Much has been written about the rise and fall of the Dixie Chicks. They were riding high with hit after hit in the late ’90s and very early ’00s, but after one on-stage comment in 2003, everything changed. We almost take for granted how music and politics intertwine now without rocking the boat too much. When Taylor Swift took a stance on a Senate race in her home state, President Trump remarked: “Let’s say that I like Taylor’s music about 25% less now, OK?” and life went on. But twenty-ish years ago, when Natalie Maines said they were ashamed that then President George W. Bush was from Texas, the backlash was swift and severe.
However, it looks like the Dixie Chicks are finally ready for a comeback. After a European tour in 2016, a collaboration with Beyoncé in the same year, and a song with Taylor Swift on her latest album, the Dixie Chicks are focusing on their own new album, due this year. The album is being produced by Jack Antonoff of Bleachers, whose list of writing and producing credits include Taylor Swift’s album Lover, Lorde’s Melodrama, and St. Vincent’s Masseduction. I’m ready for some “Don’t Take the Money” energy on this album, and with a title like Gaslighter (teased here), I’m hoping for an explosive, patriarchy smashing, good time. #sorrynotsorry to all of the Earls out there.
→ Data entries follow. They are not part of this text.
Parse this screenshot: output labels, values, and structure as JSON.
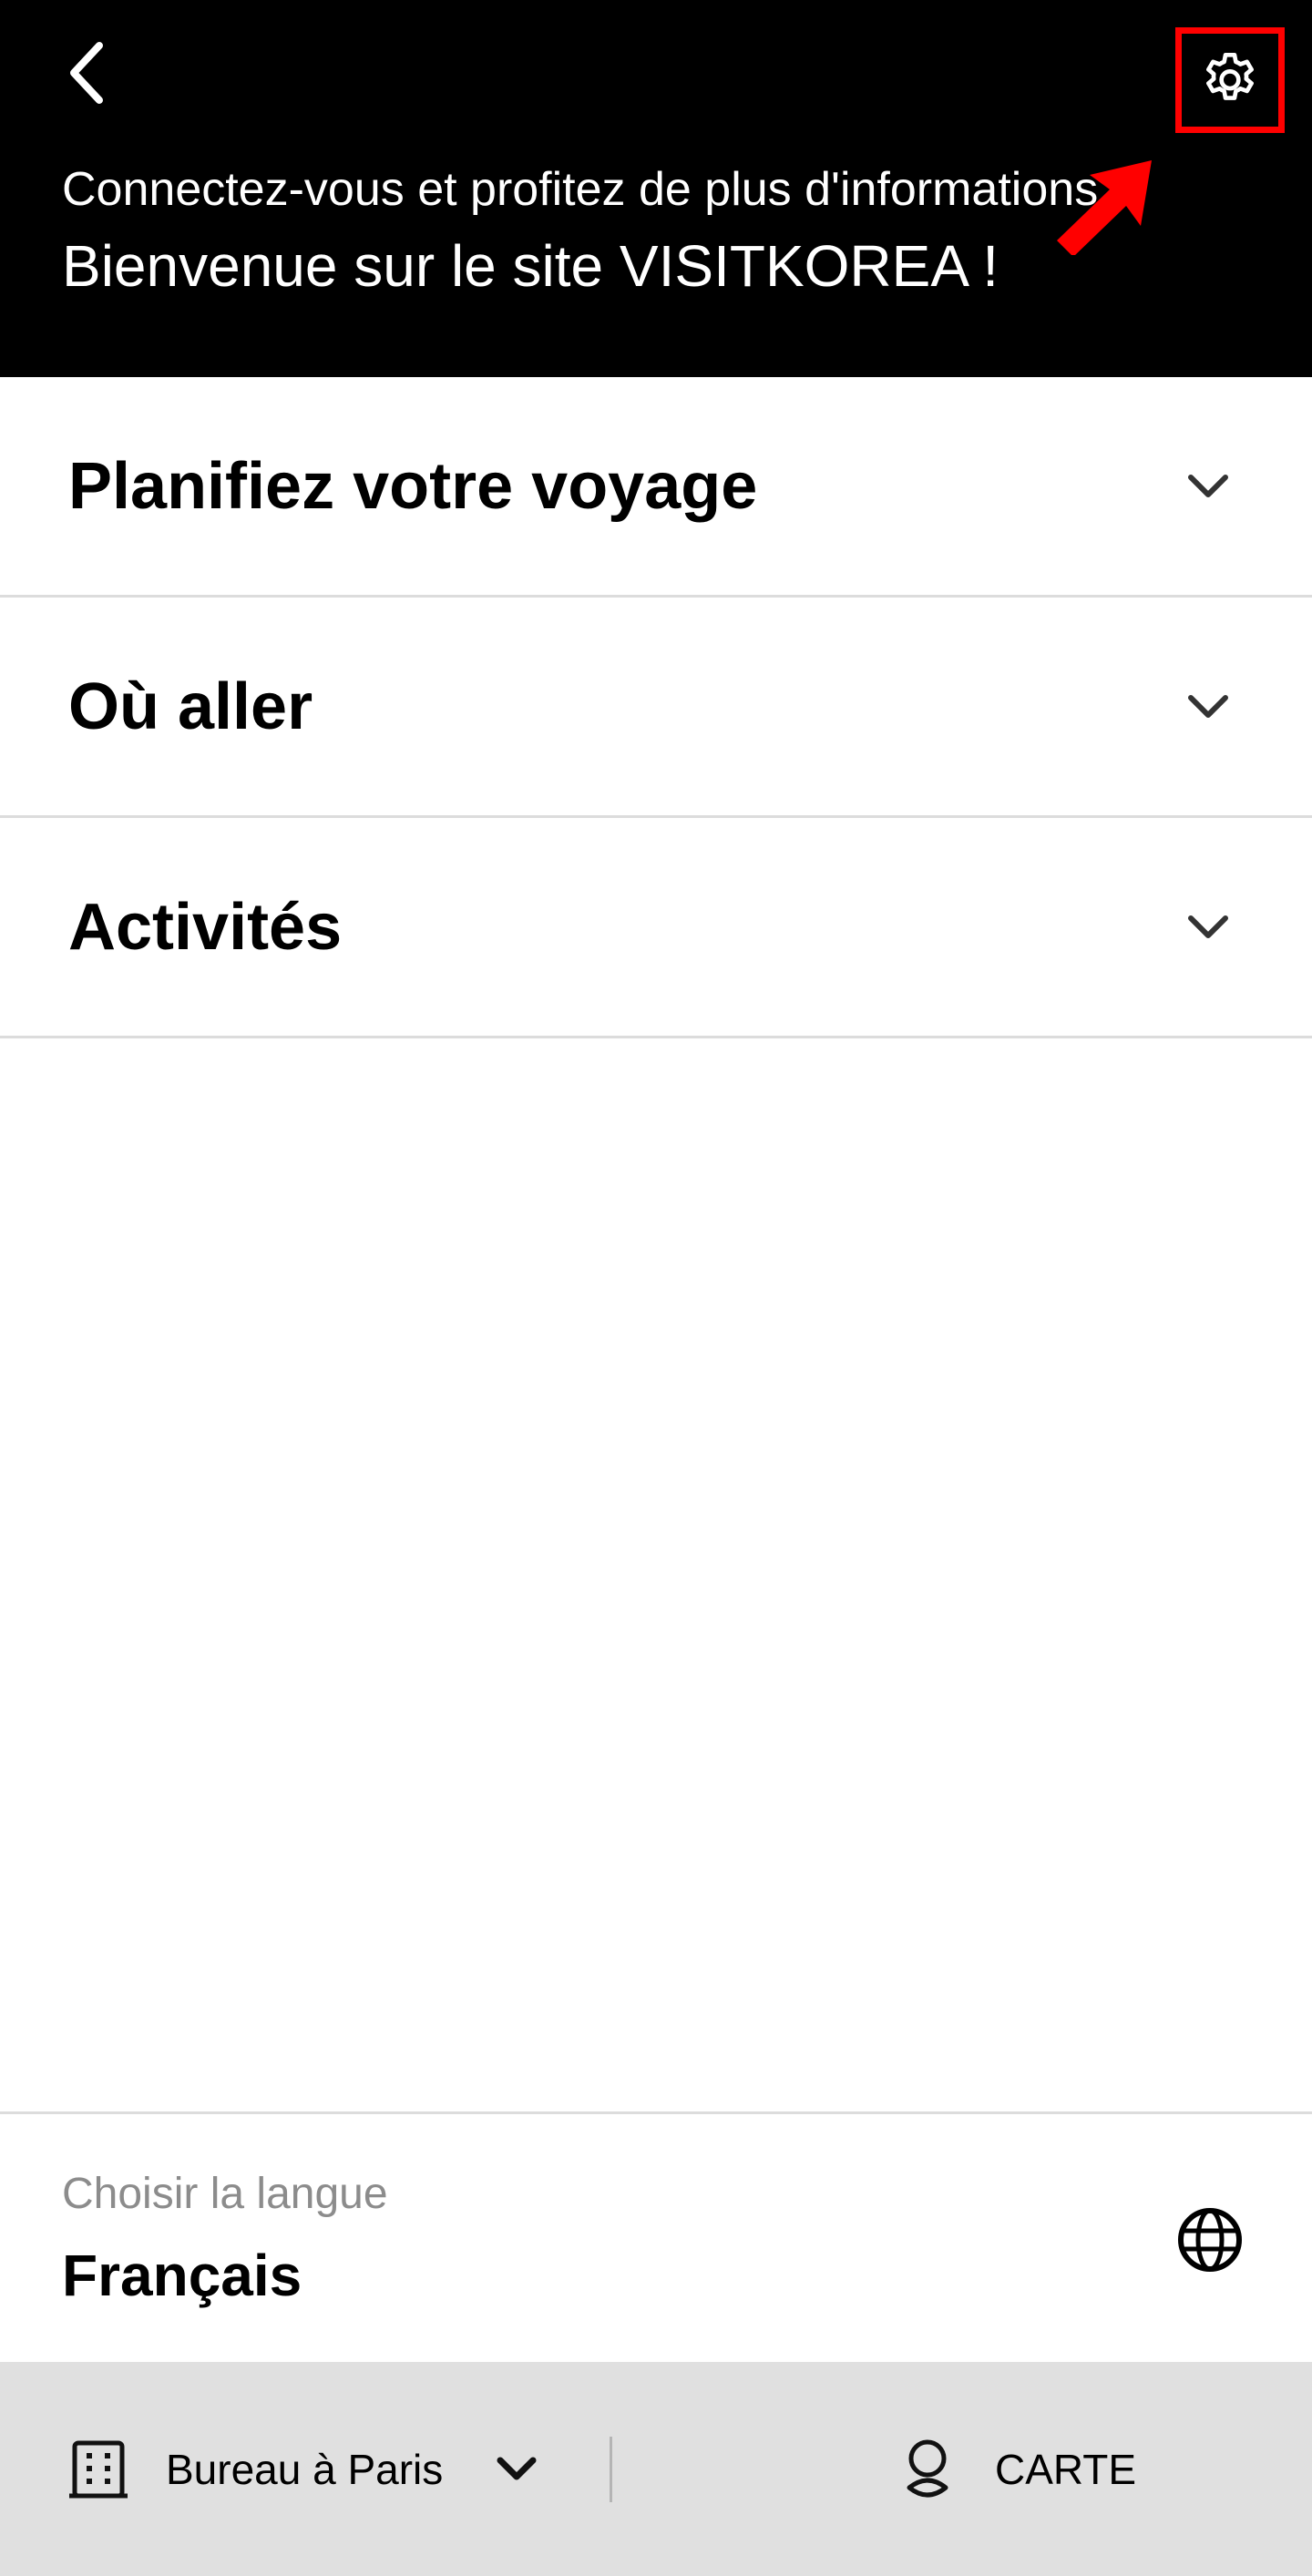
{
  "header": {
    "login_prompt": "Connectez-vous et profitez de plus d'informations !",
    "welcome": "Bienvenue sur le site VISITKOREA !",
    "back_icon": "chevron-left-icon",
    "settings_icon": "gear-icon",
    "background_color": "#000000",
    "highlight_color": "#ff0000"
  },
  "menu": {
    "items": [
      {
        "label": "Planifiez votre voyage",
        "icon": "chevron-down-icon"
      },
      {
        "label": "Où aller",
        "icon": "chevron-down-icon"
      },
      {
        "label": "Activités",
        "icon": "chevron-down-icon"
      }
    ]
  },
  "language": {
    "caption": "Choisir la langue",
    "value": "Français",
    "icon": "globe-icon"
  },
  "bottom_bar": {
    "office_label": "Bureau à Paris",
    "office_icon": "building-icon",
    "map_label": "CARTE",
    "map_icon": "map-pin-icon",
    "background_color": "#e0e0e0"
  }
}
I’m all for covers of the Dixie Chicks, but we’ll save that for another post (ok, here is one to tide you over). For now, let’s take a listen to the Dixie Chicks’ interpretation of classics from country and soul standards to modern hits.
In 2019, Cover Me wrote about more new covers than in any year in our 12-year history. I know; I checked the numbers. Our News team wrote amazing stand-alone stories on sometimes tight deadlines, adding context and research beyond “here’s a new cover” quickie. Plus, we rounded the best of the best into monthly 30+ lists, and added even more for supporters of our new Patreon. Even our Features team, who ostensibly couldn’t care less whether a cover came out last month or last century, seemed to be constantly finding new things to slip into their deep dives.
The point here is not to toot our own horn… well, that’s not entirely the point. What I want to do is emphasize just how high the bar to appear on this list has been set. Calling these covers great almost does them a disservice. There were way more than 50 great covers in 2019. In fact, we’ve already got 150 more bonus tracks lined up for Patreon supporters (which, I know I mention it a lot, but it’s how we keep this site afloat, so please consider supporting us if you like what we do). Honestly, we could throw all of the above in the trash and still come up with a pretty impressive batch of 2019 covers. But these 50 below – these are the cream of the crop, the belles of the ball, the toppermost of the poppermost.
You won’t agree. I guarantee it. As you go through this list, there will be at least one cover you hate. Maybe more than one. And if you followed cover news yourself this year, you’ll probably be outraged when a personal favorite placed too low, or didn’t make it at all. Great! That’s the beauty of these lists: It’s all opinion. Extremely educated opinions in our cases – I can pretty much guarantee that we collectively listened to more 2019 covers than any other site out there – but opinions nevertheless. So dive in and discover something new. Then help us discover something new by adding your own favorites in the comments.
– Ray Padgett, Editor-in-Chief